- _Supplied data_:

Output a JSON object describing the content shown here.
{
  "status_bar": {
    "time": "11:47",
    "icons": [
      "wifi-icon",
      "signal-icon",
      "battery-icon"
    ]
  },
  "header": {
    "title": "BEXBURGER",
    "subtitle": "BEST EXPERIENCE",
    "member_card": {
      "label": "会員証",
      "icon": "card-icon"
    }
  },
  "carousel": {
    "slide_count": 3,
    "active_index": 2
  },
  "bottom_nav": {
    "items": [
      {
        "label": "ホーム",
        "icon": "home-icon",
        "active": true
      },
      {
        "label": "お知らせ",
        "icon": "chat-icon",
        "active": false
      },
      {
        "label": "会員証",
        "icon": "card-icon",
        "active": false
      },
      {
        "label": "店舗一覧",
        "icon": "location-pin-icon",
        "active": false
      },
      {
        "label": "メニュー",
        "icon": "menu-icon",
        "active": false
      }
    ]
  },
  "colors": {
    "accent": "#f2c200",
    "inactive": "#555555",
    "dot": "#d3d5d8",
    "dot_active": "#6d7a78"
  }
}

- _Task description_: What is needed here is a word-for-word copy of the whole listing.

- _Response_:
Output a JSON object describing the content shown here.
{
  "status_bar": {
    "time": "11:47",
    "icons": [
      "wifi-icon",
      "signal-icon",
      "battery-icon"
    ]
  },
  "header": {
    "title": "BEXBURGER",
    "subtitle": "BEST EXPERIENCE",
    "member_card": {
      "label": "会員証",
      "icon": "card-icon"
    }
  },
  "carousel": {
    "slide_count": 3,
    "active_index": 2
  },
  "bottom_nav": {
    "items": [
      {
        "label": "ホーム",
        "icon": "home-icon",
        "active": true
      },
      {
        "label": "お知らせ",
        "icon": "chat-icon",
        "active": false
      },
      {
        "label": "会員証",
        "icon": "card-icon",
        "active": false
      },
      {
        "label": "店舗一覧",
        "icon": "location-pin-icon",
        "active": false
      },
      {
        "label": "メニュー",
        "icon": "menu-icon",
        "active": false
      }
    ]
  },
  "colors": {
    "accent": "#f2c200",
    "inactive": "#555555",
    "dot": "#d3d5d8",
    "dot_active": "#6d7a78"
  }
}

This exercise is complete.